Inside, the roof is supported by four scissor trusses. The ceiling is formed from 120mm tongue and groove, beaded boarding fixed horizontally, with a small area of flat ceiling under the apex of the roof. The diagonal wall boarding is installed as ‘panels’ and the boards change direction approximately at the windows. Where the ‘panels’ join, some meet at a true mitre, some at a half joint. A lack of timber inner window sills and timber window reveals is another unusual feature of the linings in the church. The interior decoration of the church is minimal and generally only occurs in the fixtures and chattels. The diagonally laid lining and scissor trusses do, however, give decorative interest to the interior. The sanctuary is raised approximately 20 centimetres (one step) above the floor level of the nave and bounded by a set of decorative timber altar rails, which date from 1904 and replaced earlier ones. The interior features include the altar, the two matching altar rails, 12 wooden pews, lectern, harmonium, font, and prayer desk and chair.
Internal lining and bracing, a porch and vestry are added
1887 - 1888
Replacement of timber shingled roof with corrugated iron; repairs to the bellcote
1940 - 1948
Church refurbished and then rededicated in 1948
1970 - 1979
Vestry and porch were rebuilt
Corrugated mild steel roof added
Timber; steel roof.
Public NZAA Number
7th January 2013
Report Written By
Charles Fearnley, Early Wellington Churches, Wellington, 1977
Fearnley, Charles, ‘The Church of the Holy Trinity, Ohariu Valley, Wellington’ Onslow Historian, 5(2), 1975, pp. 3–5.
G. Thornton, Worship in the Wilderness: Early country churches of New Zealand, Auckland, 2003
Margaret H. Alington, An Excellent Recruit: Frederick Thatcher Architect, Priest and Private Secretary in Early New Zealand, Auckland, 2007
Matthews, Heather, One Hundred Proud Years: A History of Holy Trinity Church Ohariu Valley (1870-1970), Publ: Church Centennial Committee?
Smith, Moira, Holy Trinity Church, Ohariu Valley, Conservation Plan (historical research), Nov 2011.
A fully referenced registration report is available from the NZHPT Central Region Office.

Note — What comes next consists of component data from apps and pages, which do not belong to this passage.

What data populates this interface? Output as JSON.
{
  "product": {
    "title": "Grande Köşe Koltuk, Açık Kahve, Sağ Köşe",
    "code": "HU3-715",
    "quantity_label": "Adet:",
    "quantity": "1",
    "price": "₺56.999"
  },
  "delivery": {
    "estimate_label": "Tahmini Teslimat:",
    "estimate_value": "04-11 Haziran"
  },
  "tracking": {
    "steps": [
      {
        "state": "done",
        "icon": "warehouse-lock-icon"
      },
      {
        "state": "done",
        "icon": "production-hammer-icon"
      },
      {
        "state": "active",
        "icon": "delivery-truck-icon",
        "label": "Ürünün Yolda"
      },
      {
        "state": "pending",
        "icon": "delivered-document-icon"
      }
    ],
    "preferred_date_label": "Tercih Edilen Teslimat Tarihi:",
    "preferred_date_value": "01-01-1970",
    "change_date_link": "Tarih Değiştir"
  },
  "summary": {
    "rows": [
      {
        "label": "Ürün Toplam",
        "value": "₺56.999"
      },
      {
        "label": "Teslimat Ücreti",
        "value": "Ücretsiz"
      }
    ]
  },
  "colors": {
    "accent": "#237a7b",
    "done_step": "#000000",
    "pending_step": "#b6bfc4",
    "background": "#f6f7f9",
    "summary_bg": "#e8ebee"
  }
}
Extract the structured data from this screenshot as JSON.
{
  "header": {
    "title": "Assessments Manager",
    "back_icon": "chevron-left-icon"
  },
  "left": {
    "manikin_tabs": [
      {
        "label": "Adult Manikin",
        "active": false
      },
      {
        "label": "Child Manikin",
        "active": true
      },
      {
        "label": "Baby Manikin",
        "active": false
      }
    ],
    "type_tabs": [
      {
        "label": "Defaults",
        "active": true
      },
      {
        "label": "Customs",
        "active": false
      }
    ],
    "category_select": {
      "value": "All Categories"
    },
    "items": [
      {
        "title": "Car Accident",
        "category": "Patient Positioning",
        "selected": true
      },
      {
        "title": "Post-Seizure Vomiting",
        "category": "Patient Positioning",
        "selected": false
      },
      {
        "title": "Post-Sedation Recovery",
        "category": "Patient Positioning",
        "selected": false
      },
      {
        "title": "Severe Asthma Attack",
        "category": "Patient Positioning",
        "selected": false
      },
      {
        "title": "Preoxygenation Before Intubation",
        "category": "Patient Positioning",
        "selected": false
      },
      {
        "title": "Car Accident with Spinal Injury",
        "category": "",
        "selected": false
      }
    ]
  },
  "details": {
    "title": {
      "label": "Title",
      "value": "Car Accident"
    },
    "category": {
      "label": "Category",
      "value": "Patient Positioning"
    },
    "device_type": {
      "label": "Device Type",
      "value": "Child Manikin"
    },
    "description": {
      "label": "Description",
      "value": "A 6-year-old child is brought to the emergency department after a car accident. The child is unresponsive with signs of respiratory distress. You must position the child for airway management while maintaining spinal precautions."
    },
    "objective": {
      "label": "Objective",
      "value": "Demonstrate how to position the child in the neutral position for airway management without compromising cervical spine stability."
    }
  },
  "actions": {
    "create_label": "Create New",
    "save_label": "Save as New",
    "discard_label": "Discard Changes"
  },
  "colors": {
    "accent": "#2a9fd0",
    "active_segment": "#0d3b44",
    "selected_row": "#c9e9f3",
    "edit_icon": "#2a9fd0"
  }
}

Please note that entry on the New Zealand Heritage List/Rarangi Korero identifies only the heritage values of the property concerned, and should not be construed as advice on the state of the property, or as a comment of its soundness or safety, including in regard to earthquake risk, safety in the event of fire, or insanitary conditions.